TASK GOAL
Tell how many lines contain the string "label" in the material underneath; the reply is that number and no more.

EXCERPTED RECORDS
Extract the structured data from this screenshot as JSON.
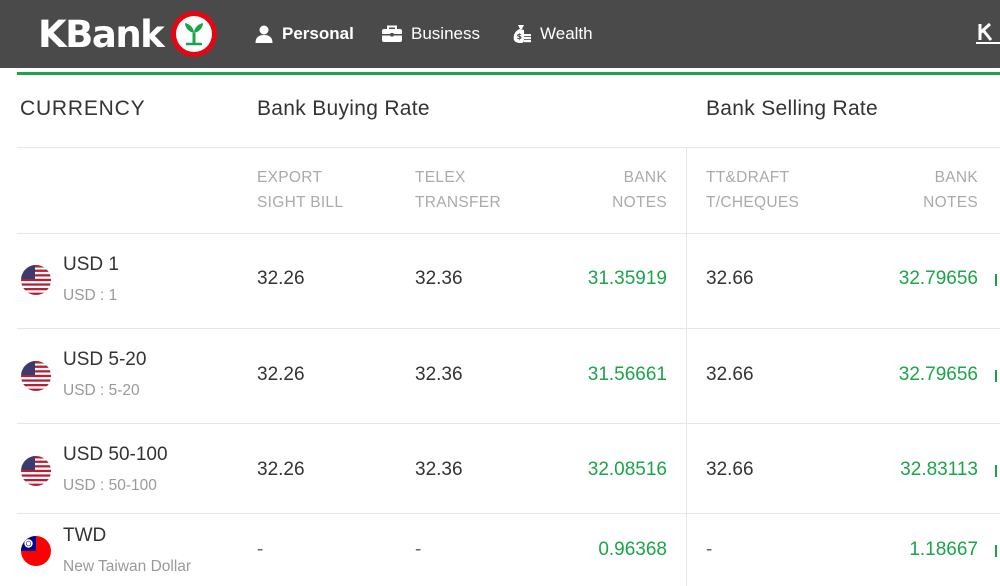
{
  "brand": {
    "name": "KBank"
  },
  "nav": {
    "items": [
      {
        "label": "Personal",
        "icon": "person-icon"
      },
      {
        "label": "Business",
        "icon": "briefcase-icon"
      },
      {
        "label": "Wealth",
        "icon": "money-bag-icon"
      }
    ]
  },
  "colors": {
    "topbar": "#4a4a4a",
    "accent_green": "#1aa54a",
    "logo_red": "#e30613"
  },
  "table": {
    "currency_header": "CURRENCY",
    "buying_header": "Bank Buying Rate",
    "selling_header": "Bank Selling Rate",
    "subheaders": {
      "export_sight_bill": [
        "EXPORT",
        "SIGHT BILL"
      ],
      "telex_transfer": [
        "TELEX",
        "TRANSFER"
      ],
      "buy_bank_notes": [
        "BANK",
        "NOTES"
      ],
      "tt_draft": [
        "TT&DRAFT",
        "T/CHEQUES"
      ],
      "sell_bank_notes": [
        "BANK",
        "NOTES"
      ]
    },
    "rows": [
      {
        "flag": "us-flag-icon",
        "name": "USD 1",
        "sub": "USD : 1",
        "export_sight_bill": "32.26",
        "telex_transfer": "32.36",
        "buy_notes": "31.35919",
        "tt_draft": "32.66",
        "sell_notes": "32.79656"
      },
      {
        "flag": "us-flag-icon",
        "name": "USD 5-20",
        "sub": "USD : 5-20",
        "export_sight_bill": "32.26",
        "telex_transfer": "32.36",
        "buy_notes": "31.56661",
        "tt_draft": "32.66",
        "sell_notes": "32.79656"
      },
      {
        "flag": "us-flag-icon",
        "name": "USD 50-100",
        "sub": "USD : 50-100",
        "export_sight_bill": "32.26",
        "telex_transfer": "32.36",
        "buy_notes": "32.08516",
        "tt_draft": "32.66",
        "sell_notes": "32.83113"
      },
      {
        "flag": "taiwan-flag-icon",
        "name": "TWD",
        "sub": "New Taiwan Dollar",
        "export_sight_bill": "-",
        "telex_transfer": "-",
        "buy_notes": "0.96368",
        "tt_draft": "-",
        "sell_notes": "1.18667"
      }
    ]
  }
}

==

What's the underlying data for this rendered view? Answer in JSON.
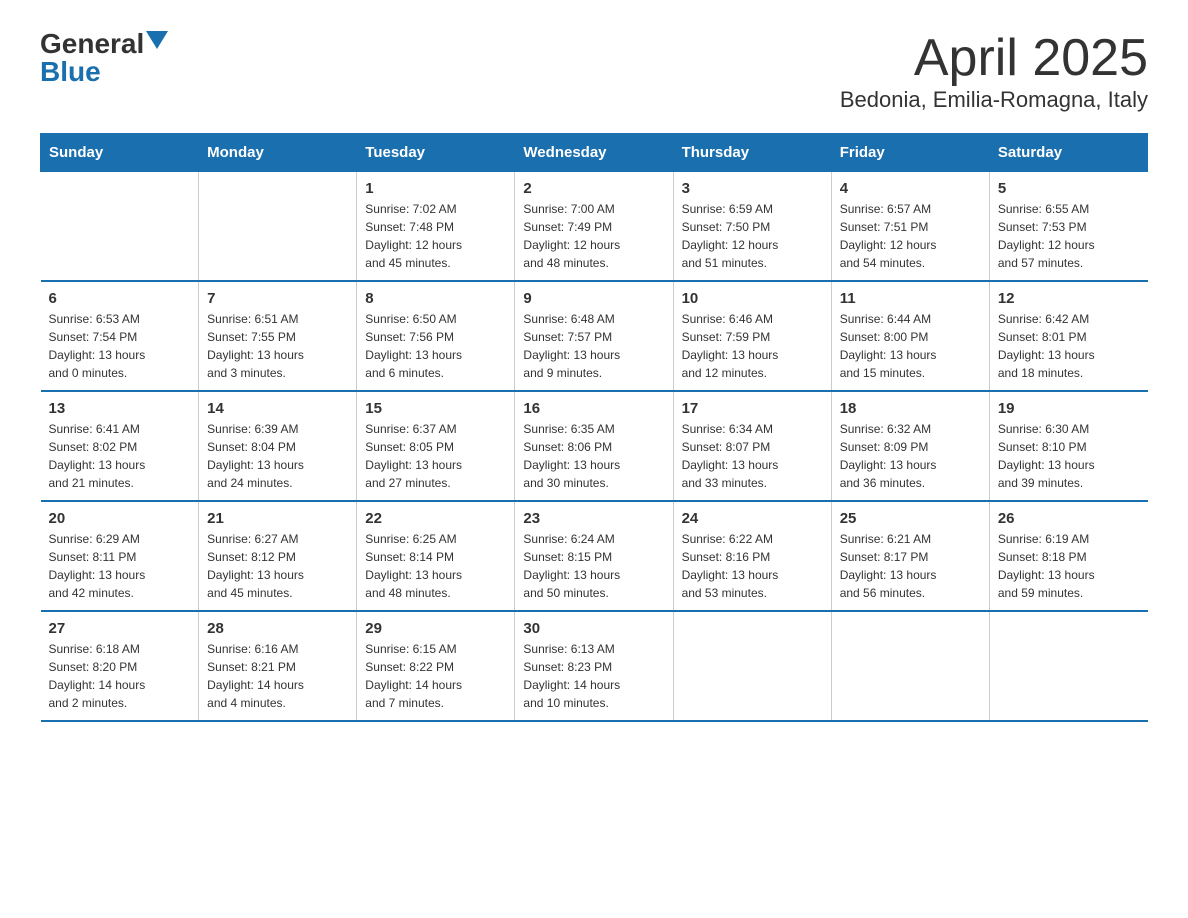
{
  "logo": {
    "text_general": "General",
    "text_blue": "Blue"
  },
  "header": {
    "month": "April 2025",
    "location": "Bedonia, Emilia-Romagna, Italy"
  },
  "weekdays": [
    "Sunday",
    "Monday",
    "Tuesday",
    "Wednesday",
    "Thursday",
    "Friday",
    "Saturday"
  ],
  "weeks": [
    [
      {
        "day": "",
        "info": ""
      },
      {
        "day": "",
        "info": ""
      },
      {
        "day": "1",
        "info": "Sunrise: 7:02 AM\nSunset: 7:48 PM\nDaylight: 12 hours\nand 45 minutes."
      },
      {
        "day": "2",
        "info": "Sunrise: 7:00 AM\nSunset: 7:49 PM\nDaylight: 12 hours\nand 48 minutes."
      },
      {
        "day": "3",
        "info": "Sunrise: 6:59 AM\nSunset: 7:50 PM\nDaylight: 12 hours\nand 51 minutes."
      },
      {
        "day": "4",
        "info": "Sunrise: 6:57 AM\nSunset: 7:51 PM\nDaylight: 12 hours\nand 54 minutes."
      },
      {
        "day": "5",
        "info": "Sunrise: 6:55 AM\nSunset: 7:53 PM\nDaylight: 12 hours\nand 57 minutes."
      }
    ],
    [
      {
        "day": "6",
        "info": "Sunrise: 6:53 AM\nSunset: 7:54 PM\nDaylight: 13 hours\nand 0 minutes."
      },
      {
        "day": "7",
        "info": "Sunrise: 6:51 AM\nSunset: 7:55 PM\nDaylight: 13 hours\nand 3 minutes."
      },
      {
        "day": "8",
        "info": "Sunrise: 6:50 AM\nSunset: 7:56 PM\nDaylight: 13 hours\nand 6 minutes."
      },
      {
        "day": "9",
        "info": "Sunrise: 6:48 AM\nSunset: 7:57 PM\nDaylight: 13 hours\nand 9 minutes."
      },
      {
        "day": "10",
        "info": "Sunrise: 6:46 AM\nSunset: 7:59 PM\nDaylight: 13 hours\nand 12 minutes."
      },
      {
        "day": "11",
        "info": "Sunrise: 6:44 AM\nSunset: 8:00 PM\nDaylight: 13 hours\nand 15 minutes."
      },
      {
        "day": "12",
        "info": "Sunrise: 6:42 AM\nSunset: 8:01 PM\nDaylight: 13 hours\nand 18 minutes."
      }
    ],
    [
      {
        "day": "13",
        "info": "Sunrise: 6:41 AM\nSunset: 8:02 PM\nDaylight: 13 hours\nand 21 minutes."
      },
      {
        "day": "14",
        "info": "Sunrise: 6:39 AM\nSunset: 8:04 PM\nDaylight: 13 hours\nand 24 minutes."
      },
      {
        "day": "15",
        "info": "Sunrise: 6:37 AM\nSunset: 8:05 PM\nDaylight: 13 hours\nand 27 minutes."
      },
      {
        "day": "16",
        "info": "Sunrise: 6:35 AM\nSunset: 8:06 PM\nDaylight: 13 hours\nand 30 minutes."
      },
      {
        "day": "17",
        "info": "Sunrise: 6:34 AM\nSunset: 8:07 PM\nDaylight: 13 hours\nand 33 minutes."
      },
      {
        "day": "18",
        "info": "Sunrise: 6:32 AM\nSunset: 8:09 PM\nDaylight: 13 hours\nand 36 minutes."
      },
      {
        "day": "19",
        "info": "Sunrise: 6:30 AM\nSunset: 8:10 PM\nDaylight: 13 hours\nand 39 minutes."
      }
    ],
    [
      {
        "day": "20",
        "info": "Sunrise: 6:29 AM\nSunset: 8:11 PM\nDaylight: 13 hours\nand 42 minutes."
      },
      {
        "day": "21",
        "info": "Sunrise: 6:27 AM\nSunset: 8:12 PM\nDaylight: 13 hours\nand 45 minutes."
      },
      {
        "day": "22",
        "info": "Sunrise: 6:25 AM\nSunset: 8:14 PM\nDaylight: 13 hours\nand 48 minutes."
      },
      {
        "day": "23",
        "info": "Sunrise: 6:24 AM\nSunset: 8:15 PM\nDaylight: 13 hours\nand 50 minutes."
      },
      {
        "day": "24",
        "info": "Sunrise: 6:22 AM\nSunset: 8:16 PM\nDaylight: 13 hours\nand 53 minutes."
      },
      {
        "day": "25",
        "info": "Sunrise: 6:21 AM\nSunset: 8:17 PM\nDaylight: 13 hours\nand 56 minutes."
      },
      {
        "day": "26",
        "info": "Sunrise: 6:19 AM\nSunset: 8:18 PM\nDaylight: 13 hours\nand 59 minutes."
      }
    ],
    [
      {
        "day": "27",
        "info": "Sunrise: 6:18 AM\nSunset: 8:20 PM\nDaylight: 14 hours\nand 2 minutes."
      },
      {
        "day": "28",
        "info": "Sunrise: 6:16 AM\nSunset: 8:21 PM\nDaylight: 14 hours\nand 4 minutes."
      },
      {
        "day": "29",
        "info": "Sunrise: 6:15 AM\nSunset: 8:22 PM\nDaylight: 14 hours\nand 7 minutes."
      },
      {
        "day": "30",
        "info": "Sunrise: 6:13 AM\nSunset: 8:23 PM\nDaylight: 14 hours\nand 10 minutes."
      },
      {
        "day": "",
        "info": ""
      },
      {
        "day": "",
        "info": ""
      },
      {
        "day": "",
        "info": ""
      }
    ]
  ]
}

ANSWER TO THIS PROBLEM
3